In other interviews, however, Meshaal has spoken in favor of the Palestinians’ right to fight Israel through armed struggle because “armed resistance is the strategic choice for liberating Palestinian land from the sea to the river”—that is, all of Israel, the West Bank and Gaza.
“Hamas’ reorientation and the implementation of its reconciliation agreement with Fatah may be interpreted by some as a de facto fulfillment of the Quartet’s conditions for engagement,” Brom said.
Khaled Abu Toameh, a Palestinian commentator and journalist for The Jerusalem Post, said Hamas is increasingly seen as a legitimate player.
“For the first time, we are seeing Hamas representatives meeting publicly with the top leaders of Arab nations,” Abu Toameh said.
Last week, Meshaal met with Jordanian King Abdullah in Amman, and this week Hamas’ prime minister in Gaza, Ismail Haniyeh, visited Bahrain’s king, Hamad bin Isa Al Khalifa. Haniyeh also has met with high-level officials in Turkey, Tunisia and Egypt as part of a tour of the region meant to cement ties between the Hamas administration in Gaza and popular Islamic movements, especially the Muslim Brotherhood in Egypt.
It was Haniyeh’s first international tour since June 2007, when Hamas wrested control of the Gaza Strip from Fatah in a violent coup.
“When the world sees the U.S. ambassador to Egypt meeting with the Muslim Brotherhood, people will rightly begin to ask what’s the difference between the Brotherhood and Hamas?” Abu Toameh said.
Brom said Israel should at least try to engage with Hamas now that it appears to be reconciling with Fatah.
“We have an opportunity right now,” he told JTA. “If it fails, we can at least say we tried.
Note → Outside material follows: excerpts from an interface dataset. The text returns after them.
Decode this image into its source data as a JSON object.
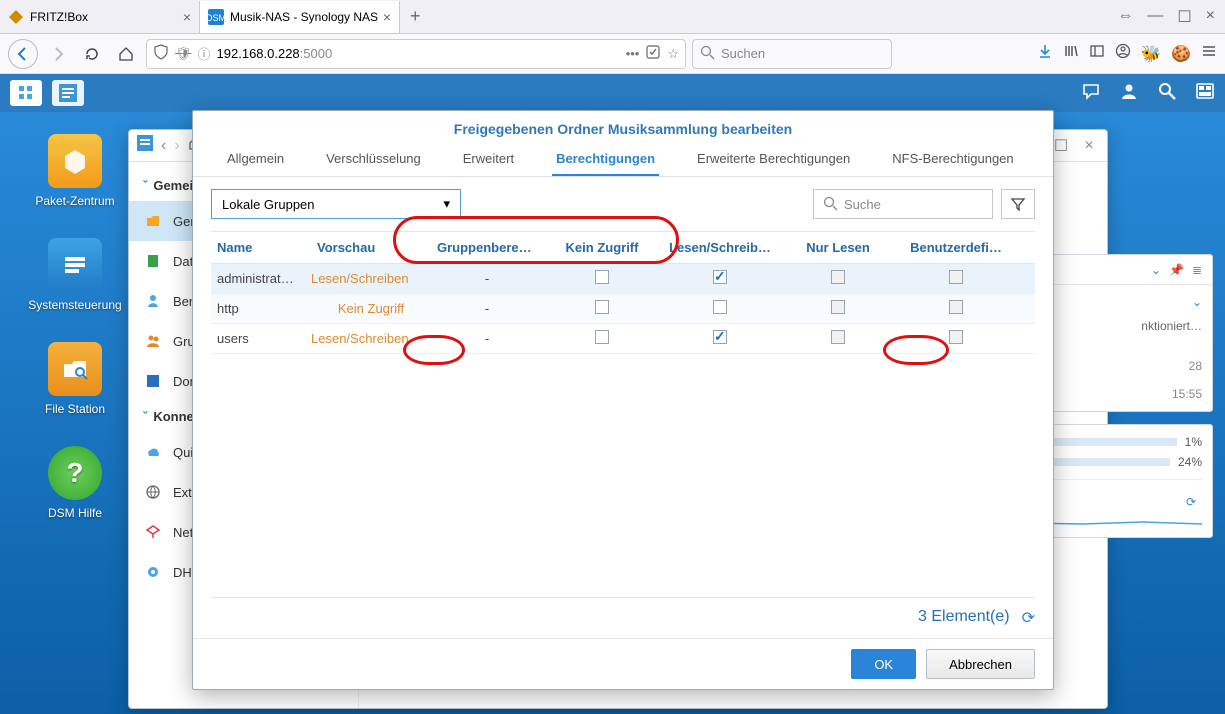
{
  "browser": {
    "tabs": [
      {
        "title": "FRITZ!Box",
        "active": false
      },
      {
        "title": "Musik-NAS - Synology NAS",
        "active": true
      }
    ],
    "url_prefix": "192.168.0.228",
    "url_suffix": ":5000",
    "search_placeholder": "Suchen"
  },
  "desktop_icons": [
    {
      "label": "Paket-Zentrum"
    },
    {
      "label": "Systemsteuerung"
    },
    {
      "label": "File Station"
    },
    {
      "label": "DSM Hilfe"
    }
  ],
  "control_panel": {
    "section1": "Gemeinsame Ordner",
    "section2": "Konnektivität",
    "items": [
      "Gemeinsame Ordner",
      "Dateidienste",
      "Benutzer",
      "Gruppe",
      "Domain/LDAP"
    ],
    "items2": [
      "QuickConnect",
      "Externer Zugriff",
      "Netzwerk",
      "DHCP-Server"
    ]
  },
  "widgets": {
    "log_text": "nktioniert…",
    "time1": "28",
    "time2": "15:55",
    "cpu": "1%",
    "ram": "24%"
  },
  "dialog": {
    "title": "Freigegebenen Ordner Musiksammlung bearbeiten",
    "tabs": [
      "Allgemein",
      "Verschlüsselung",
      "Erweitert",
      "Berechtigungen",
      "Erweiterte Berechtigungen",
      "NFS-Berechtigungen"
    ],
    "active_tab_index": 3,
    "dropdown_value": "Lokale Gruppen",
    "search_placeholder": "Suche",
    "columns": [
      "Name",
      "Vorschau",
      "Gruppenberec…",
      "Kein Zugriff",
      "Lesen/Schreib…",
      "Nur Lesen",
      "Benutzerdefi…"
    ],
    "rows": [
      {
        "name": "administrat…",
        "preview": "Lesen/Schreiben",
        "group": "-",
        "no_access": false,
        "rw": true,
        "ro": false,
        "custom": false
      },
      {
        "name": "http",
        "preview": "Kein Zugriff",
        "group": "-",
        "no_access": false,
        "rw": false,
        "ro": false,
        "custom": false
      },
      {
        "name": "users",
        "preview": "Lesen/Schreiben",
        "group": "-",
        "no_access": false,
        "rw": true,
        "ro": false,
        "custom": false
      }
    ],
    "count_label": "3 Element(e)",
    "ok_label": "OK",
    "cancel_label": "Abbrechen"
  }
}
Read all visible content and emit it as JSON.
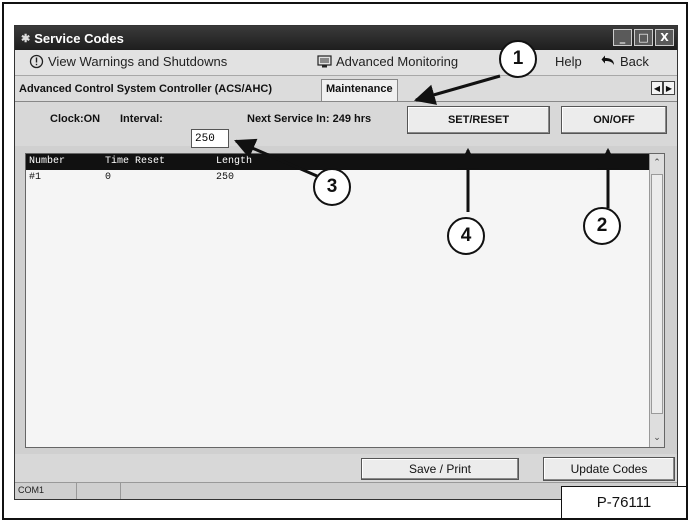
{
  "window": {
    "title": "Service Codes",
    "controls": {
      "minimize": "_",
      "maximize": "□",
      "close": "X"
    }
  },
  "toolbar": {
    "warnings_label": "View Warnings and Shutdowns",
    "monitoring_label": "Advanced Monitoring",
    "help_label": "Help",
    "back_label": "Back"
  },
  "tabs": {
    "controller": "Advanced Control System Controller (ACS/AHC)",
    "maintenance": "Maintenance"
  },
  "controls": {
    "clock": "Clock:ON",
    "interval_label": "Interval:",
    "interval_value": "250",
    "next_service": "Next Service In: 249 hrs",
    "set_reset": "SET/RESET",
    "on_off": "ON/OFF"
  },
  "table": {
    "headers": [
      "Number",
      "Time Reset",
      "Length"
    ],
    "rows": [
      [
        "#1",
        "0",
        "250"
      ]
    ]
  },
  "bottom": {
    "save_print": "Save / Print",
    "update_codes": "Update Codes"
  },
  "statusbar": {
    "port": "COM1"
  },
  "figure": {
    "part_number": "P-76111",
    "callouts": [
      "1",
      "2",
      "3",
      "4"
    ]
  },
  "icons": {
    "warning": "warning-circle-icon",
    "monitoring": "monitor-icon",
    "back": "back-arrow-icon",
    "app": "app-icon"
  }
}
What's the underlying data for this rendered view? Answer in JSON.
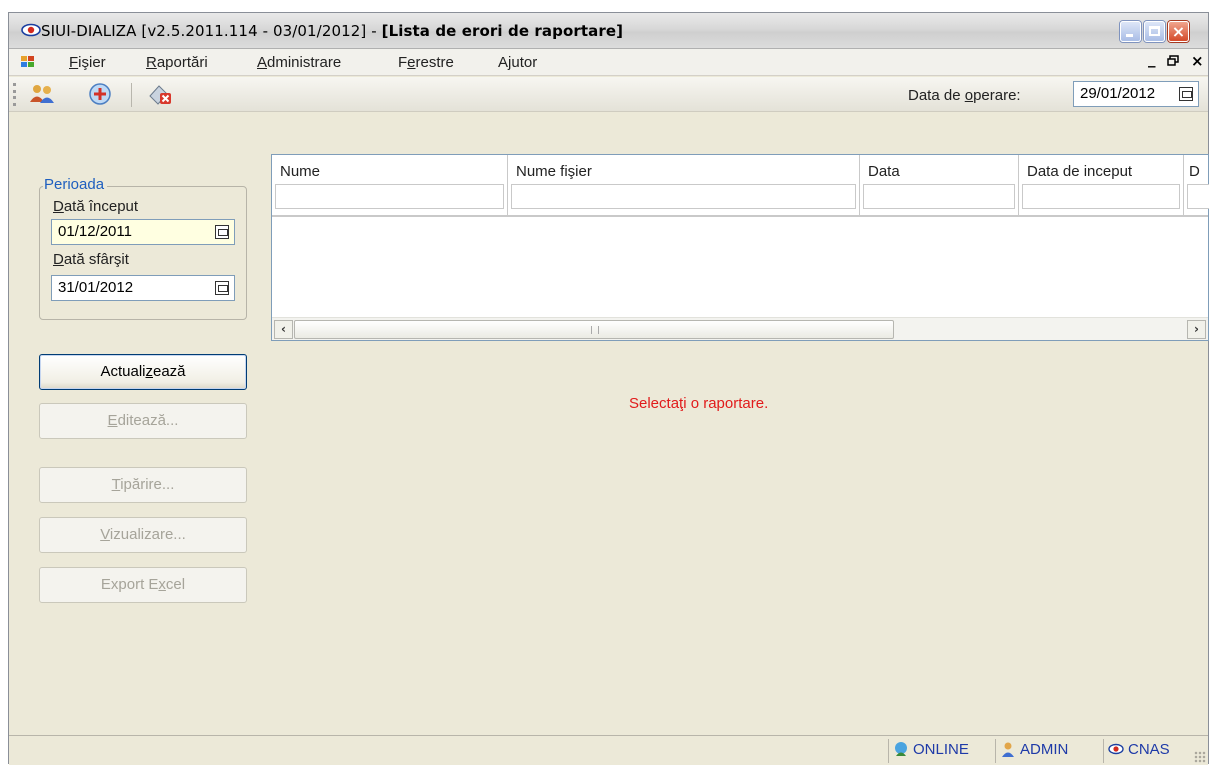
{
  "window": {
    "title_regular": "SIUI-DIALIZA [v2.5.2011.114 - 03/01/2012] - ",
    "title_bold": "[Lista de erori de raportare]",
    "icon": "eye-logo-icon",
    "controls": [
      "minimize-icon",
      "maximize-icon",
      "close-icon"
    ]
  },
  "menu": {
    "items": [
      {
        "pre": "",
        "ul": "F",
        "post": "işier"
      },
      {
        "pre": "",
        "ul": "R",
        "post": "aportări"
      },
      {
        "pre": "",
        "ul": "A",
        "post": "dministrare"
      },
      {
        "pre": "F",
        "ul": "e",
        "post": "restre"
      },
      {
        "pre": "A",
        "ul": "j",
        "post": "utor"
      }
    ],
    "mdi_min": "_",
    "mdi_restore": " ",
    "mdi_close": "×"
  },
  "toolbar": {
    "icons": [
      "patients-icon",
      "dialysis-session-icon",
      "delete-report-icon"
    ],
    "operating_date_label_pre": "Data de ",
    "operating_date_label_ul": "o",
    "operating_date_label_post": "perare:",
    "operating_date": "29/01/2012"
  },
  "period": {
    "title": "Perioada",
    "start_label_ul": "D",
    "start_label_post": "ată început",
    "start_value": "01/12/2011",
    "end_label_ul": "D",
    "end_label_post": "ată sfârşit",
    "end_value": "31/01/2012"
  },
  "buttons": {
    "refresh_pre": "Actuali",
    "refresh_ul": "z",
    "refresh_post": "ează",
    "edit_ul": "E",
    "edit_post": "ditează...",
    "print_ul": "T",
    "print_post": "ipărire...",
    "view_ul": "V",
    "view_post": "izualizare...",
    "export_pre": "Export E",
    "export_ul": "x",
    "export_post": "cel"
  },
  "grid": {
    "columns": [
      "Nume",
      "Nume fişier",
      "Data",
      "Data de inceput",
      "D"
    ]
  },
  "message": "Selectaţi o raportare.",
  "status": {
    "online": "ONLINE",
    "user": "ADMIN",
    "org": "CNAS"
  },
  "colors": {
    "message": "#e11b1b",
    "group_title": "#1f5fbf",
    "status_text": "#1e3aa8",
    "start_date_bg": "#ffffe1"
  }
}
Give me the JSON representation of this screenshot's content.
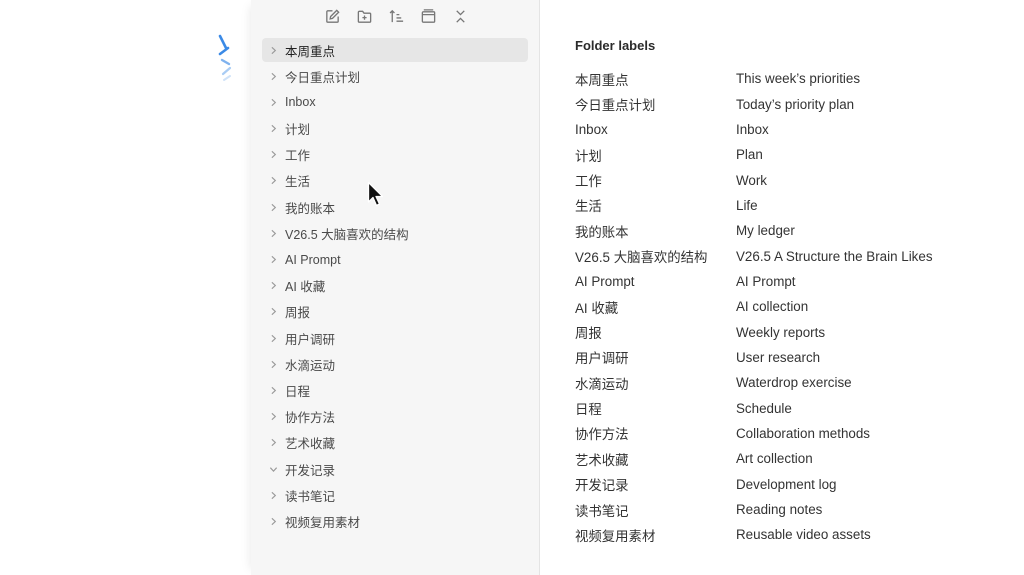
{
  "toolbar": {
    "buttons": [
      {
        "name": "new-note-icon"
      },
      {
        "name": "new-folder-icon"
      },
      {
        "name": "sort-icon"
      },
      {
        "name": "collapse-panel-icon"
      },
      {
        "name": "collapse-all-icon"
      }
    ]
  },
  "sidebar": {
    "items": [
      {
        "label": "本周重点",
        "expanded": false,
        "active": true
      },
      {
        "label": "今日重点计划",
        "expanded": false
      },
      {
        "label": "Inbox",
        "expanded": false
      },
      {
        "label": "计划",
        "expanded": false
      },
      {
        "label": "工作",
        "expanded": false
      },
      {
        "label": "生活",
        "expanded": false
      },
      {
        "label": "我的账本",
        "expanded": false
      },
      {
        "label": "V26.5 大脑喜欢的结构",
        "expanded": false
      },
      {
        "label": "AI Prompt",
        "expanded": false
      },
      {
        "label": "AI 收藏",
        "expanded": false
      },
      {
        "label": "周报",
        "expanded": false
      },
      {
        "label": "用户调研",
        "expanded": false
      },
      {
        "label": "水滴运动",
        "expanded": false
      },
      {
        "label": "日程",
        "expanded": false
      },
      {
        "label": "协作方法",
        "expanded": false
      },
      {
        "label": "艺术收藏",
        "expanded": false
      },
      {
        "label": "开发记录",
        "expanded": true
      },
      {
        "label": "读书笔记",
        "expanded": false
      },
      {
        "label": "视频复用素材",
        "expanded": false
      }
    ]
  },
  "panel": {
    "title": "Folder labels",
    "rows": [
      {
        "zh": "本周重点",
        "en": "This week’s priorities"
      },
      {
        "zh": "今日重点计划",
        "en": "Today’s priority plan"
      },
      {
        "zh": "Inbox",
        "en": "Inbox"
      },
      {
        "zh": "计划",
        "en": "Plan"
      },
      {
        "zh": "工作",
        "en": "Work"
      },
      {
        "zh": "生活",
        "en": "Life"
      },
      {
        "zh": "我的账本",
        "en": "My ledger"
      },
      {
        "zh": "V26.5 大脑喜欢的结构",
        "en": "V26.5 A Structure the Brain Likes"
      },
      {
        "zh": "AI Prompt",
        "en": "AI Prompt"
      },
      {
        "zh": "AI 收藏",
        "en": "AI collection"
      },
      {
        "zh": "周报",
        "en": "Weekly reports"
      },
      {
        "zh": "用户调研",
        "en": "User research"
      },
      {
        "zh": "水滴运动",
        "en": "Waterdrop exercise"
      },
      {
        "zh": "日程",
        "en": "Schedule"
      },
      {
        "zh": "协作方法",
        "en": "Collaboration methods"
      },
      {
        "zh": "艺术收藏",
        "en": "Art collection"
      },
      {
        "zh": "开发记录",
        "en": "Development log"
      },
      {
        "zh": "读书笔记",
        "en": "Reading notes"
      },
      {
        "zh": "视频复用素材",
        "en": "Reusable video assets"
      }
    ]
  },
  "colors": {
    "sidebar_bg": "#f6f6f6",
    "active_row": "#e6e6e6",
    "spinner": "#3b8ae6"
  }
}
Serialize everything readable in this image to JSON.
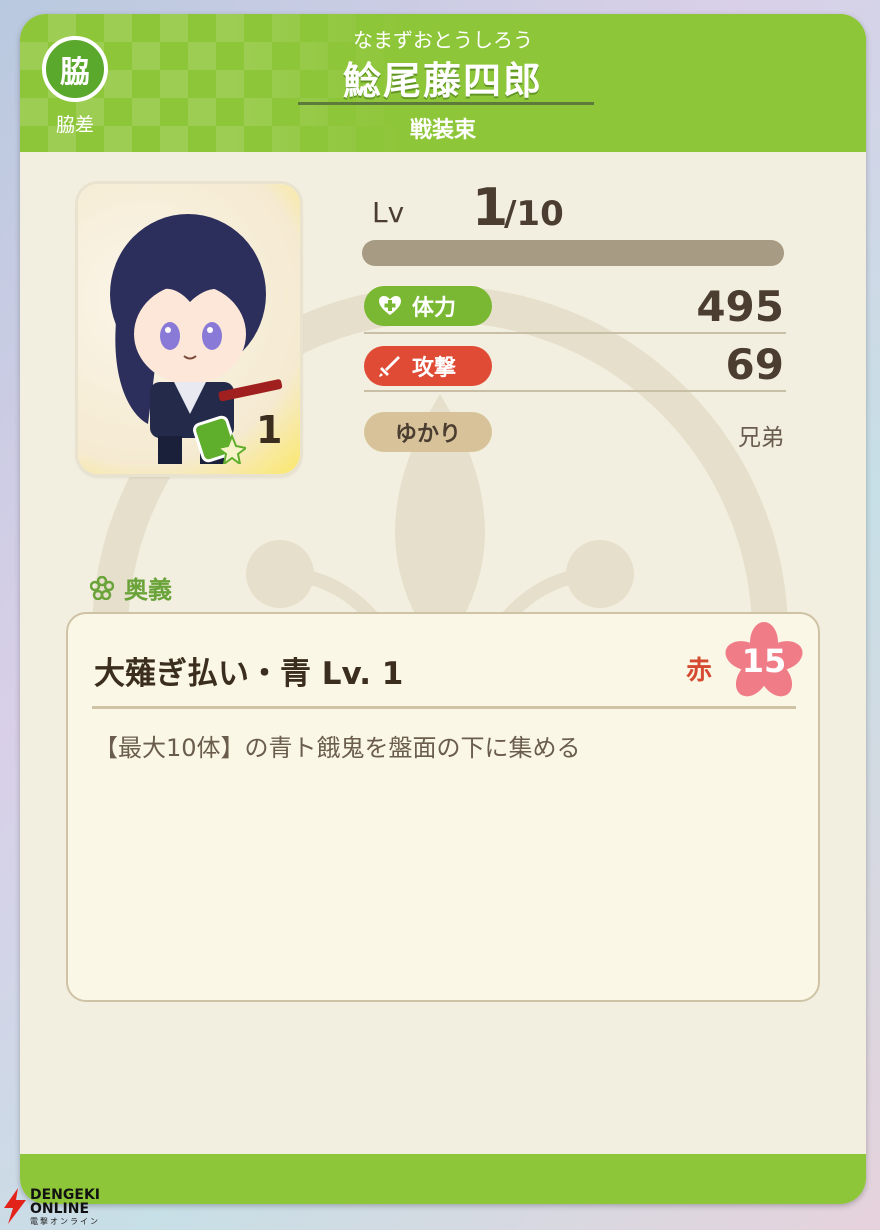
{
  "header": {
    "badge_char": "脇",
    "badge_label": "脇差",
    "furigana": "なまずおとうしろう",
    "name": "鯰尾藤四郎",
    "costume": "戦装束"
  },
  "portrait": {
    "stack_count": "1"
  },
  "level": {
    "label": "Lv",
    "current": "1",
    "max": "/10",
    "progress_fraction": 0.0
  },
  "stats": {
    "hp_label": "体力",
    "hp_value": "495",
    "attack_label": "攻撃",
    "attack_value": "69",
    "yukari_label": "ゆかり",
    "yukari_value": "兄弟"
  },
  "ougi": {
    "heading": "奥義",
    "skill_title": "大薙ぎ払い・青 Lv. 1",
    "color_label": "赤",
    "cost": "15",
    "description": "【最大10体】の青ト餓鬼を盤面の下に集める"
  },
  "colors": {
    "header_green": "#8ec63a",
    "hp_green": "#7ab834",
    "attack_red": "#e04b36",
    "sakura_pink": "#f07c88"
  },
  "watermark": {
    "brand_top": "DENGEKI",
    "brand_bottom": "ONLINE",
    "brand_sub": "電撃オンライン"
  }
}
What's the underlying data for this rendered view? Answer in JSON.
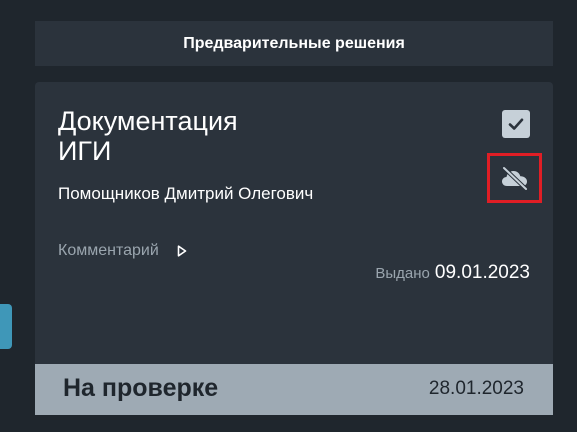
{
  "section": {
    "title": "Предварительные решения"
  },
  "card": {
    "title_line1": "Документация",
    "title_line2": "ИГИ",
    "person": "Помощников Дмитрий Олегович",
    "checkbox_checked": true,
    "comment_label": "Комментарий",
    "issued_label": "Выдано",
    "issued_date": "09.01.2023",
    "icons": {
      "checkbox": "check-icon",
      "cloud": "cloud-off-icon",
      "comment_toggle": "play-arrow-icon"
    }
  },
  "status": {
    "label": "На проверке",
    "date": "28.01.2023"
  },
  "colors": {
    "background": "#1f262d",
    "panel": "#2b333c",
    "status_bar": "#9eaab4",
    "highlight": "#e01e25",
    "left_tab": "#3f97b8"
  }
}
People say it is dangerous to recognize Hamas. But there is danger in this government’s position as well.”